A 9-month-old baby can eat crackers and round toasted oat cereal as well as cooked vegetables (such as halved peas or finely chopped cooked potatoes and carrots) and mashed fruits (such as applesauce or bananas). Not only are these healthy choices for your baby, they’re also easy to transport for picnics, trips to the baby-sitter, or restaurant meals.
Foods to avoid
Some seemingly safe finger foods actually are unsafe because they may pose a choking danger. If your baby has only his front teeth, he’s capable of biting off a chunk of food, but he can’t actually chew it up, which means baby could choke on it. Here’s a list of foods to avoid until your baby has molars and can chew chunkier foods:
- Raw vegetables, such as carrot and celery sticks
- Grapes, cherries, and berries
- Hot-dog or other meat chunks
- Any nuts, such as peanuts, almonds, and cashews
- Hard candy, even suckers
Four safe-eating tips
When baby starts to eat finger foods, be sure to follow these safety guidelines:
- Be there. Always stay close by when your baby is eating finger foods. Some foods still may cause him difficulty and could pose a choking hazard. It’s a good idea to learn how to intervene appropriately if your baby chokes; ask your doctor to demonstrate what to do. Or, sign up for a first-aid class at your local hospital.
- Make sure baby doesn’t bite off more than he can chew. Cut his food into small pieces rather than giving him a large piece.

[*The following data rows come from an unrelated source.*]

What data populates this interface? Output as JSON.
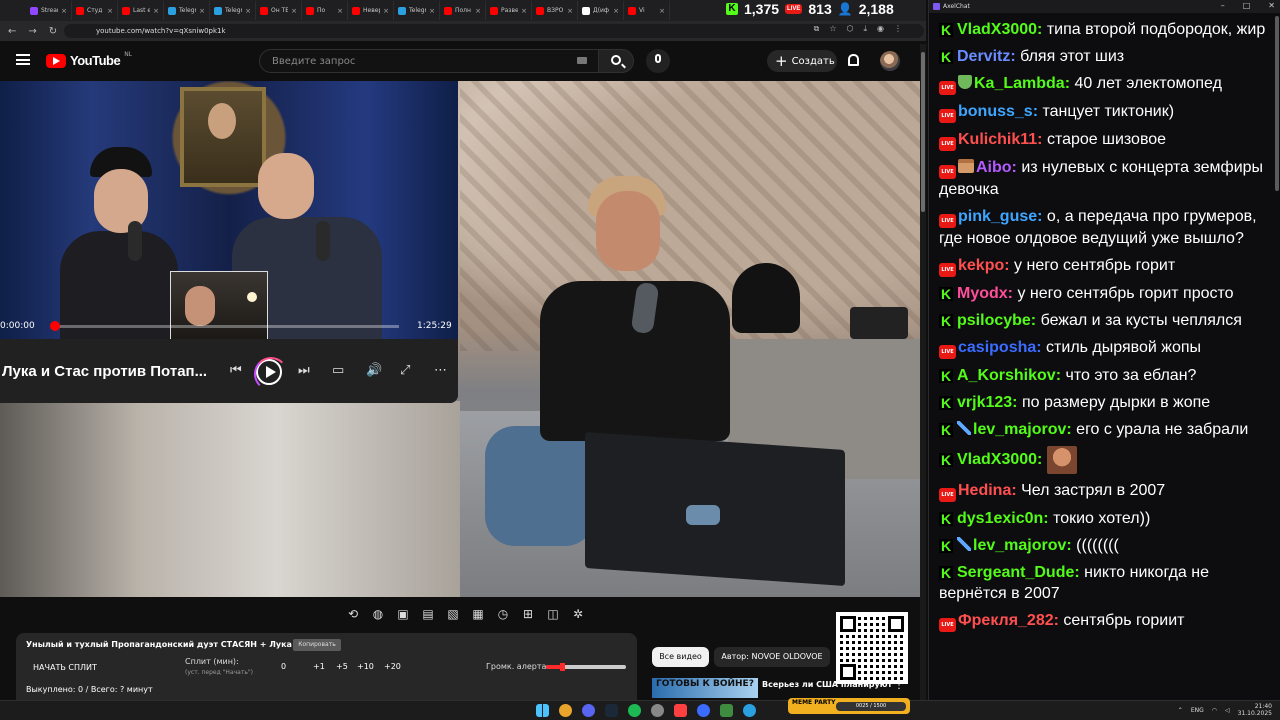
{
  "browser": {
    "tabs": [
      {
        "label": "Stream",
        "color": "#9146ff"
      },
      {
        "label": "Студ",
        "color": "#ff0000"
      },
      {
        "label": "Last e",
        "color": "#ff0000"
      },
      {
        "label": "Telegr",
        "color": "#2aa0e0"
      },
      {
        "label": "Telegr",
        "color": "#2aa0e0"
      },
      {
        "label": "Он ТЕ",
        "color": "#ff0000"
      },
      {
        "label": "По",
        "color": "#ff0000"
      },
      {
        "label": "Невер",
        "color": "#ff0000"
      },
      {
        "label": "Telegr",
        "color": "#2aa0e0"
      },
      {
        "label": "Полн",
        "color": "#ff0000"
      },
      {
        "label": "Разве",
        "color": "#ff0000"
      },
      {
        "label": "ВЗРО",
        "color": "#ff0000"
      },
      {
        "label": "Д(иф",
        "color": "#ffffff"
      },
      {
        "label": "Vi",
        "color": "#ff0000"
      }
    ],
    "url": "youtube.com/watch?v=qXsniw0pk1k"
  },
  "stream_stats": {
    "kick_count": "1,375",
    "live_badge": "LIVE",
    "live_count": "813",
    "viewers": "2,188"
  },
  "youtube": {
    "logo": "YouTube",
    "region": "NL",
    "search_placeholder": "Введите запрос",
    "create_label": "Создать"
  },
  "miniplayer": {
    "time_current": "0:00:00",
    "time_total": "1:25:29",
    "progress": 0.0,
    "title": "Лука и Стас против Потап..."
  },
  "extension": {
    "title": "Унылый и тухлый Пропагандонский дуэт СТАСЯН + Лука Ебков",
    "copy_label": "Копировать",
    "split_button": "НАЧАТЬ СПЛИТ",
    "split_label": "Сплит (мин):",
    "split_hint": "(уст. перед \"Начать\")",
    "split_value": "0",
    "increments": [
      "+1",
      "+5",
      "+10",
      "+20"
    ],
    "alert_label": "Громк. алерта:",
    "alert_level": 0.2,
    "status": "Выкуплено: 0 / Всего: ? минут"
  },
  "chips": {
    "all_videos": "Все видео",
    "author": "Автор: NOVOE OLDOVOE"
  },
  "recommendation": {
    "thumb_text": "ГОТОВЫ К ВОЙНЕ?",
    "title": "Всерьез ли США планируют"
  },
  "chat": {
    "window_title": "AxelChat",
    "messages": [
      {
        "platform": "kick",
        "badge": "",
        "user": "VladX3000:",
        "color": "#53fc18",
        "text": "типа второй подбородок, жир"
      },
      {
        "platform": "kick",
        "badge": "",
        "user": "Dervitz:",
        "color": "#6a8cff",
        "text": "бляя этот шиз"
      },
      {
        "platform": "live",
        "badge": "shield",
        "user": "Ka_Lambda:",
        "color": "#53fc18",
        "text": "40 лет электомопед"
      },
      {
        "platform": "live",
        "badge": "",
        "user": "bonuss_s:",
        "color": "#3ea6ff",
        "text": "танцует тиктоник)"
      },
      {
        "platform": "live",
        "badge": "",
        "user": "Kulichik11:",
        "color": "#ff4f4f",
        "text": "старое шизовое"
      },
      {
        "platform": "live",
        "badge": "gift",
        "user": "Aibo:",
        "color": "#b45bff",
        "text": "из нулевых с концерта земфиры девочка"
      },
      {
        "platform": "live",
        "badge": "",
        "user": "pink_guse:",
        "color": "#3ea6ff",
        "text": "о, а передача про грумеров, где новое олдовое ведущий уже вышло?"
      },
      {
        "platform": "live",
        "badge": "",
        "user": "kekpo:",
        "color": "#ff4f4f",
        "text": "у него сентябрь горит"
      },
      {
        "platform": "kick",
        "badge": "",
        "user": "Myodx:",
        "color": "#ff4f9a",
        "text": "у него сентябрь горит просто"
      },
      {
        "platform": "kick",
        "badge": "",
        "user": "psilocybe:",
        "color": "#53fc18",
        "text": "бежал и за кусты чеплялся"
      },
      {
        "platform": "live",
        "badge": "",
        "user": "casiposha:",
        "color": "#3a6cff",
        "text": "стиль дырявой жопы"
      },
      {
        "platform": "kick",
        "badge": "",
        "user": "A_Korshikov:",
        "color": "#53fc18",
        "text": "что это за еблан?"
      },
      {
        "platform": "kick",
        "badge": "",
        "user": "vrjk123:",
        "color": "#53fc18",
        "text": "по размеру дырки в жопе"
      },
      {
        "platform": "kick",
        "badge": "sword",
        "user": "lev_majorov:",
        "color": "#53fc18",
        "text": "его с урала не забрали"
      },
      {
        "platform": "kick",
        "badge": "",
        "user": "VladX3000:",
        "color": "#53fc18",
        "text": "",
        "emote": true
      },
      {
        "platform": "live",
        "badge": "",
        "user": "Hedina:",
        "color": "#ff4f4f",
        "text": "Чел застрял в 2007"
      },
      {
        "platform": "kick",
        "badge": "",
        "user": "dys1exic0n:",
        "color": "#53fc18",
        "text": "токио хотел))"
      },
      {
        "platform": "kick",
        "badge": "sword",
        "user": "lev_majorov:",
        "color": "#53fc18",
        "text": "(((((((("
      },
      {
        "platform": "kick",
        "badge": "",
        "user": "Sergeant_Dude:",
        "color": "#53fc18",
        "text": "никто никогда не вернётся в 2007"
      },
      {
        "platform": "live",
        "badge": "",
        "user": "Фрекля_282:",
        "color": "#ff4f4f",
        "text": "сентябрь гориит"
      }
    ]
  },
  "taskbar": {
    "lang": "ENG",
    "time": "21:40",
    "date": "31.10.2025"
  },
  "meme_widget": {
    "label": "MEME PARTY",
    "counter": "0025 / 1500"
  }
}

- Size counts. Avoid feeding foods that could be swallowed whole, such as the foods listed above.
- No dining in cars. Avoid giving your baby finger food in the car.